4) You’ve got a nice touch for incorporating the fine details of 19th century life in ways that are interesting and don’t slow down the narrative. Can you talk about your process for this?
To be honest most of it has to do with writing what I know. Jim’s cooking rings true because I’m a classically trained chef who grew up in Texas. I know how to cook because I’ve spent thousands of hours practicing and studying it. I was a Boy Scout and learned outdoor cooking in Texas. Part of my decision to make Jim from Texas was to let me use my knowledge of Texas cooking to enrich the book.
A couple of years ago I was fortunate enough to take a traditional blacksmithing class. Travis’s forge has the feel it does in part because of that class. For me it’s a very tactile thing. As writers, we get accused of living in our heads. I find the more I get out and do, the more things I touch and try, even if I am terrible at them, seriously the results of my blacksmithing class are kept as an object lesson to keep writing, the more it informs my writing.
The other piece is to not write what I don’t know. I don’t know how to make a horse shoe, so I don’t include a detailed description of a horse shoe being made. My experience is that if I can get a few details exactly right, it makes it much easier to evoke the feel of the time and place than if I try to throw everything at the wall and hope some of it sticks. I will always have readers who know much more about history than I do. I just try to get the things right that I include. If I am not certain, I don’t use it.

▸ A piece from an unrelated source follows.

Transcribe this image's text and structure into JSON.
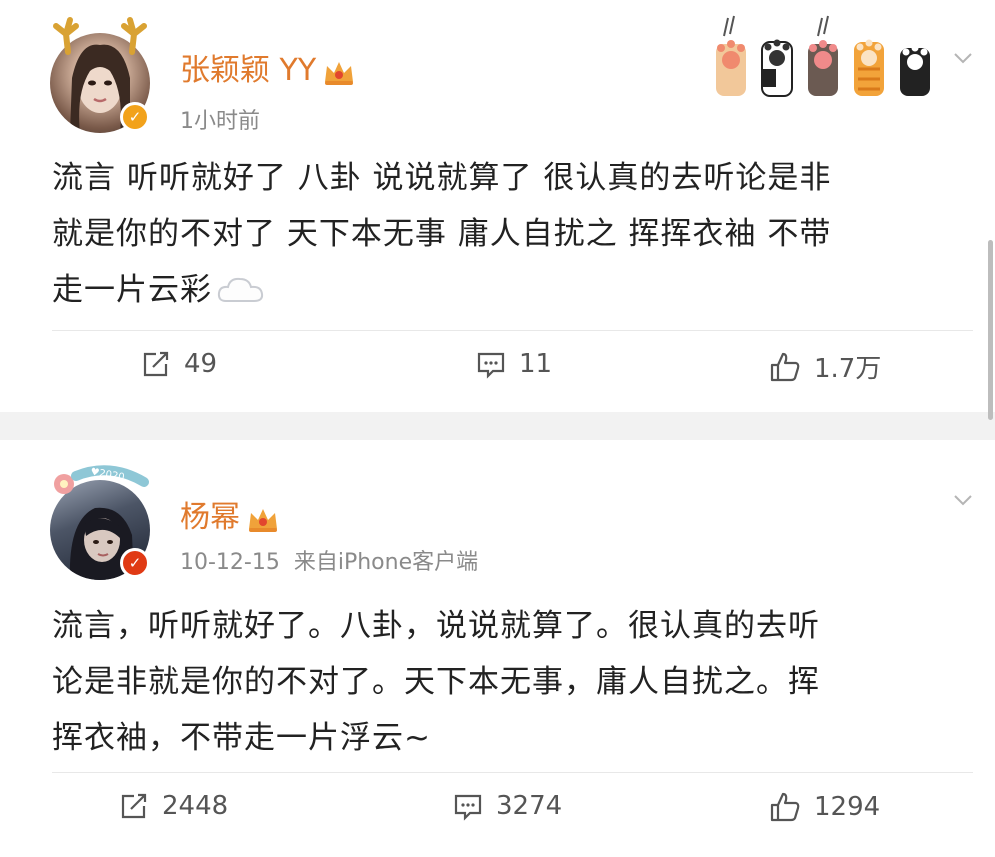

5) What advice would you offer to those interesting writing HistFic and related genres?
For me it’s about the unexplored corners of history. Everyone knows about Washington crossing the Delaware. Don’t write about it unless you have a truly new and unique take on it. You might, but I know I don’t. It’s more fun to find the stories that haven’t been told. Mansa Musa was the King of Timbuktu and possibly the richest man in history. The Varangians were Norsemen who served as the personal body guard of the Byzantine Emperor from the 10th to the 14th centuries. Bass Reeves was the greatest law enforcement officer of all time, but almost no one knows his name. The Silk Road was in use for centuries before Marco Polo. If you find the history that no one is talking about, you can tell amazing stories that are new to most of your readers. That makes the stories more interesting and new, even though they are set in history.

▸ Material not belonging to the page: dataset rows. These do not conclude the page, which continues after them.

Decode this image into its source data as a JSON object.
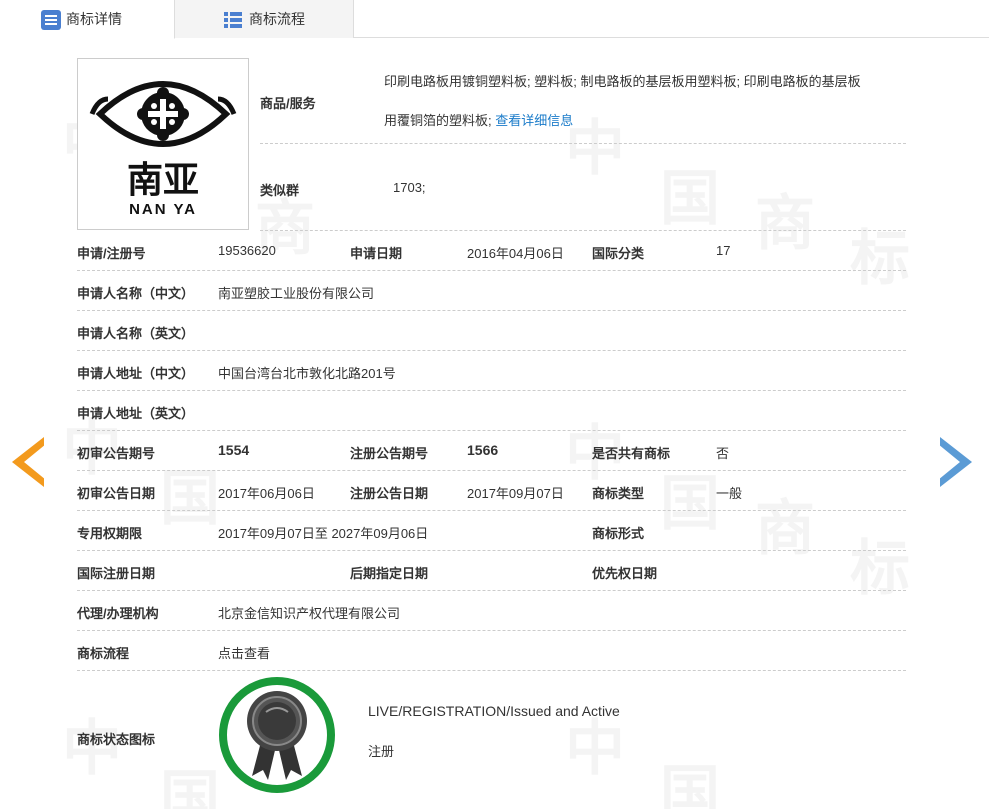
{
  "tabs": [
    {
      "label": "商标详情",
      "icon": "list-icon",
      "active": true
    },
    {
      "label": "商标流程",
      "icon": "grid-icon",
      "active": false
    }
  ],
  "logo": {
    "chinese": "南亚",
    "english": "NAN YA"
  },
  "goods_services": {
    "label": "商品/服务",
    "line1": "印刷电路板用镀铜塑料板; 塑料板; 制电路板的基层板用塑料板; 印刷电路板的基层板",
    "line2": "用覆铜箔的塑料板;",
    "link": "查看详细信息"
  },
  "similar_group": {
    "label": "类似群",
    "value": "1703;"
  },
  "rows": {
    "reg_no_label": "申请/注册号",
    "reg_no": "19536620",
    "apply_date_label": "申请日期",
    "apply_date": "2016年04月06日",
    "intl_class_label": "国际分类",
    "intl_class": "17",
    "applicant_cn_label": "申请人名称（中文）",
    "applicant_cn": "南亚塑胶工业股份有限公司",
    "applicant_en_label": "申请人名称（英文）",
    "applicant_en": "",
    "address_cn_label": "申请人地址（中文）",
    "address_cn": "中国台湾台北市敦化北路201号",
    "address_en_label": "申请人地址（英文）",
    "address_en": "",
    "prelim_no_label": "初审公告期号",
    "prelim_no": "1554",
    "reg_ann_no_label": "注册公告期号",
    "reg_ann_no": "1566",
    "shared_label": "是否共有商标",
    "shared": "否",
    "prelim_date_label": "初审公告日期",
    "prelim_date": "2017年06月06日",
    "reg_ann_date_label": "注册公告日期",
    "reg_ann_date": "2017年09月07日",
    "tm_type_label": "商标类型",
    "tm_type": "一般",
    "exclusive_label": "专用权期限",
    "exclusive": "2017年09月07日至 2027年09月06日",
    "tm_form_label": "商标形式",
    "tm_form": "",
    "intl_reg_date_label": "国际注册日期",
    "intl_reg_date": "",
    "later_date_label": "后期指定日期",
    "later_date": "",
    "priority_label": "优先权日期",
    "priority": "",
    "agency_label": "代理/办理机构",
    "agency": "北京金信知识产权代理有限公司",
    "flow_label": "商标流程",
    "flow_link": "点击查看",
    "status_icon_label": "商标状态图标"
  },
  "status": {
    "line1": "LIVE/REGISTRATION/Issued and Active",
    "line2": "注册",
    "color": "#1a9a3a"
  },
  "arrows": {
    "left_color": "#f39a1d",
    "right_color": "#5b9bd5"
  },
  "watermark": "中国商标"
}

6) Tell us a little bit about the man behind the keyboard?
Oh heck, umm, I have a web site? You can visit me at jeffobergwrites.com. Beyond the web site, I grew up mostly in Texas and have ADD. I have a ton of interests and along with the cooking and the blacksmithing, I do some woodworking, I read a lot, I am a gamer of the pencil and paper RPG variety, I’m a terrible geek that loves some western in my Sci-Fi. I have a beard that borders on wizardly. I have two huge dogs, three kids, and I’ve been married for nineteen years. As a side note you officiated at my marriage, which turned out to be a good choice.

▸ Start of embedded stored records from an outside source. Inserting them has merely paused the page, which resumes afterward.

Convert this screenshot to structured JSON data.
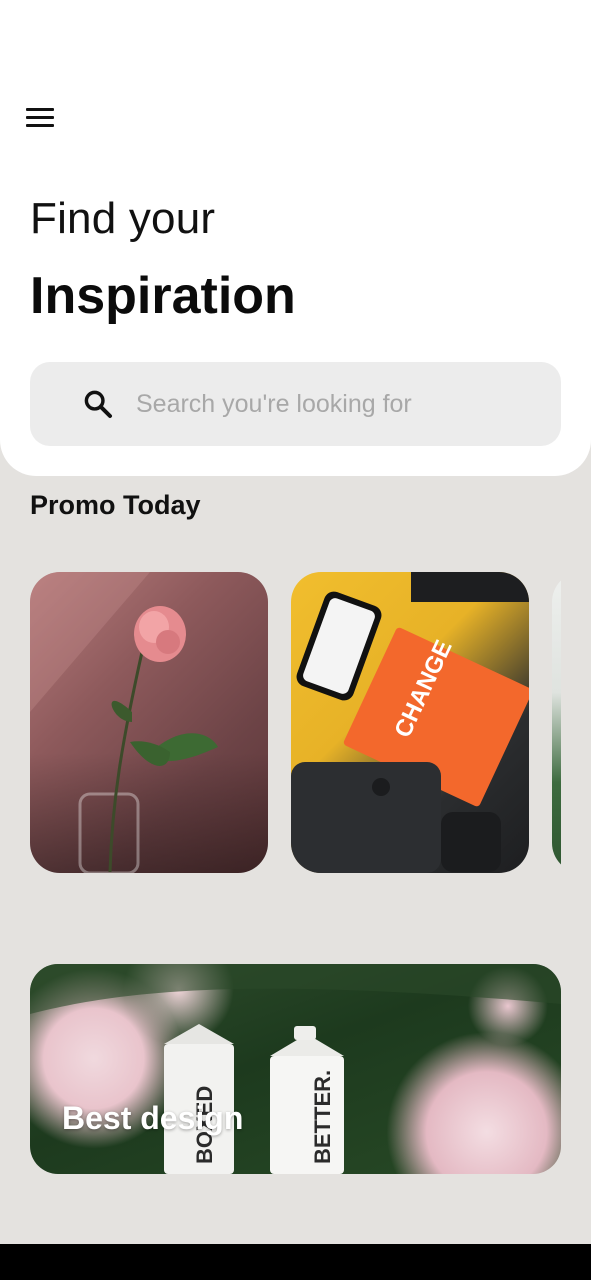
{
  "header": {
    "title_light": "Find your",
    "title_bold": "Inspiration"
  },
  "search": {
    "placeholder": "Search you're looking for",
    "value": ""
  },
  "promo": {
    "section_title": "Promo Today",
    "cards": [
      {
        "image": "pink-rose-in-vase"
      },
      {
        "image": "change-by-design-book-desk"
      },
      {
        "image": "green-plant"
      }
    ]
  },
  "featured": {
    "label": "Best design",
    "image": "boxed-water-cartons-with-peonies"
  },
  "colors": {
    "page_background": "#e4e2df",
    "header_background": "#ffffff",
    "search_background": "#ececec",
    "text": "#111111",
    "placeholder": "#a8a8a8"
  }
}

Jeff Oberg’s new novel, Desecration, is now available on Amazon . Find him online at Jeffobergwrites.com and @Jeffobergwrites.